Try it » Make an exact copy of all the entries shown below.

Items from an interface collection
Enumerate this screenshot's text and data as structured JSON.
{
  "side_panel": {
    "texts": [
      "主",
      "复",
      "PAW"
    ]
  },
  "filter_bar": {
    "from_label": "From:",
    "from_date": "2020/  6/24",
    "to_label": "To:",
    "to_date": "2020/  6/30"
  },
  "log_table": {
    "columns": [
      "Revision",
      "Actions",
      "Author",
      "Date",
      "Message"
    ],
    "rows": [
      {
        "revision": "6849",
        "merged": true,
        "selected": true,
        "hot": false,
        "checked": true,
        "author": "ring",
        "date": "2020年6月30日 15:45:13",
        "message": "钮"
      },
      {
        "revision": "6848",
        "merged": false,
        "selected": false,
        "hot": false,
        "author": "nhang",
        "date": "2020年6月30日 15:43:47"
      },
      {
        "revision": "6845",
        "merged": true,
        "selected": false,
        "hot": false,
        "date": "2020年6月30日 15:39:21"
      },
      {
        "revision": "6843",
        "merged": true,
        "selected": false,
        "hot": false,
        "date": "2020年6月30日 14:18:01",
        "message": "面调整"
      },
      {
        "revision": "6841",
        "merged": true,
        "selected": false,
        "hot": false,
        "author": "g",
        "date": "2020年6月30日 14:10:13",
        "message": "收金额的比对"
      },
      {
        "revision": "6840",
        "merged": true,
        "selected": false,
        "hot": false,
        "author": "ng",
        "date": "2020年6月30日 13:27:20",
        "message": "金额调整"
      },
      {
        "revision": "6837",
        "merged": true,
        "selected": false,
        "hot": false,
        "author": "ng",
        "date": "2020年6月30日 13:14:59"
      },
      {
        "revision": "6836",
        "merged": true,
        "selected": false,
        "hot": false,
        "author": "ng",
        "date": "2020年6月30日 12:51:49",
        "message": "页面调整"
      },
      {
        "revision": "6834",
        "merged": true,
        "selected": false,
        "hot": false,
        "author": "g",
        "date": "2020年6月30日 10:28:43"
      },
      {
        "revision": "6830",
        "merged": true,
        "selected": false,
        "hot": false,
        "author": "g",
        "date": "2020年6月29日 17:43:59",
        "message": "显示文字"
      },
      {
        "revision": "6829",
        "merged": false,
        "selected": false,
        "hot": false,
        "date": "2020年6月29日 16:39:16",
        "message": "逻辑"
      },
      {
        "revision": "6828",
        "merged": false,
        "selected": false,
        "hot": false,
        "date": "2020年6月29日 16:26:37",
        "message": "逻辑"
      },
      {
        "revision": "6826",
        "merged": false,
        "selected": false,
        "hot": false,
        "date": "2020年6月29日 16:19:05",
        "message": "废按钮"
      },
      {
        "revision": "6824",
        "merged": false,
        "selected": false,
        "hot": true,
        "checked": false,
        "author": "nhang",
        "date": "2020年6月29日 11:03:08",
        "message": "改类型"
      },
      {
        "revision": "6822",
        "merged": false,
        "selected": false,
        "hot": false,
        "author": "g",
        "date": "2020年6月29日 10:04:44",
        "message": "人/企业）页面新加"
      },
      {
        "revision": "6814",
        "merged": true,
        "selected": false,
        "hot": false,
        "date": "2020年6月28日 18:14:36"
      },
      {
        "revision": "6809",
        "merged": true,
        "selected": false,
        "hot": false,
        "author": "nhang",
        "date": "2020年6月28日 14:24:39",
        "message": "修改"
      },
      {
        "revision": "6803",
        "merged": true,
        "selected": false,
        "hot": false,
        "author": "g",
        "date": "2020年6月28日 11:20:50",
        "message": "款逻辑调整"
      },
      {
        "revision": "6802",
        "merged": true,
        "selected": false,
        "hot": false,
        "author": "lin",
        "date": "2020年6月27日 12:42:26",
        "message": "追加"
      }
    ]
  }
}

Answer section »
Enumerate this screenshot's text and data as structured JSON.
{
  "side_panel": {
    "texts": [
      "主",
      "复",
      "PAW"
    ]
  },
  "filter_bar": {
    "from_label": "From:",
    "from_date": "2020/  6/24",
    "to_label": "To:",
    "to_date": "2020/  6/30"
  },
  "log_table": {
    "columns": [
      "Revision",
      "Actions",
      "Author",
      "Date",
      "Message"
    ],
    "rows": [
      {
        "revision": "6849",
        "merged": true,
        "selected": true,
        "hot": false,
        "checked": true,
        "author": "ring",
        "date": "2020年6月30日 15:45:13",
        "message": "钮"
      },
      {
        "revision": "6848",
        "merged": false,
        "selected": false,
        "hot": false,
        "author": "nhang",
        "date": "2020年6月30日 15:43:47"
      },
      {
        "revision": "6845",
        "merged": true,
        "selected": false,
        "hot": false,
        "date": "2020年6月30日 15:39:21"
      },
      {
        "revision": "6843",
        "merged": true,
        "selected": false,
        "hot": false,
        "date": "2020年6月30日 14:18:01",
        "message": "面调整"
      },
      {
        "revision": "6841",
        "merged": true,
        "selected": false,
        "hot": false,
        "author": "g",
        "date": "2020年6月30日 14:10:13",
        "message": "收金额的比对"
      },
      {
        "revision": "6840",
        "merged": true,
        "selected": false,
        "hot": false,
        "author": "ng",
        "date": "2020年6月30日 13:27:20",
        "message": "金额调整"
      },
      {
        "revision": "6837",
        "merged": true,
        "selected": false,
        "hot": false,
        "author": "ng",
        "date": "2020年6月30日 13:14:59"
      },
      {
        "revision": "6836",
        "merged": true,
        "selected": false,
        "hot": false,
        "author": "ng",
        "date": "2020年6月30日 12:51:49",
        "message": "页面调整"
      },
      {
        "revision": "6834",
        "merged": true,
        "selected": false,
        "hot": false,
        "author": "g",
        "date": "2020年6月30日 10:28:43"
      },
      {
        "revision": "6830",
        "merged": true,
        "selected": false,
        "hot": false,
        "author": "g",
        "date": "2020年6月29日 17:43:59",
        "message": "显示文字"
      },
      {
        "revision": "6829",
        "merged": false,
        "selected": false,
        "hot": false,
        "date": "2020年6月29日 16:39:16",
        "message": "逻辑"
      },
      {
        "revision": "6828",
        "merged": false,
        "selected": false,
        "hot": false,
        "date": "2020年6月29日 16:26:37",
        "message": "逻辑"
      },
      {
        "revision": "6826",
        "merged": false,
        "selected": false,
        "hot": false,
        "date": "2020年6月29日 16:19:05",
        "message": "废按钮"
      },
      {
        "revision": "6824",
        "merged": false,
        "selected": false,
        "hot": true,
        "checked": false,
        "author": "nhang",
        "date": "2020年6月29日 11:03:08",
        "message": "改类型"
      },
      {
        "revision": "6822",
        "merged": false,
        "selected": false,
        "hot": false,
        "author": "g",
        "date": "2020年6月29日 10:04:44",
        "message": "人/企业）页面新加"
      },
      {
        "revision": "6814",
        "merged": true,
        "selected": false,
        "hot": false,
        "date": "2020年6月28日 18:14:36"
      },
      {
        "revision": "6809",
        "merged": true,
        "selected": false,
        "hot": false,
        "author": "nhang",
        "date": "2020年6月28日 14:24:39",
        "message": "修改"
      },
      {
        "revision": "6803",
        "merged": true,
        "selected": false,
        "hot": false,
        "author": "g",
        "date": "2020年6月28日 11:20:50",
        "message": "款逻辑调整"
      },
      {
        "revision": "6802",
        "merged": true,
        "selected": false,
        "hot": false,
        "author": "lin",
        "date": "2020年6月27日 12:42:26",
        "message": "追加"
      }
    ]
  }
}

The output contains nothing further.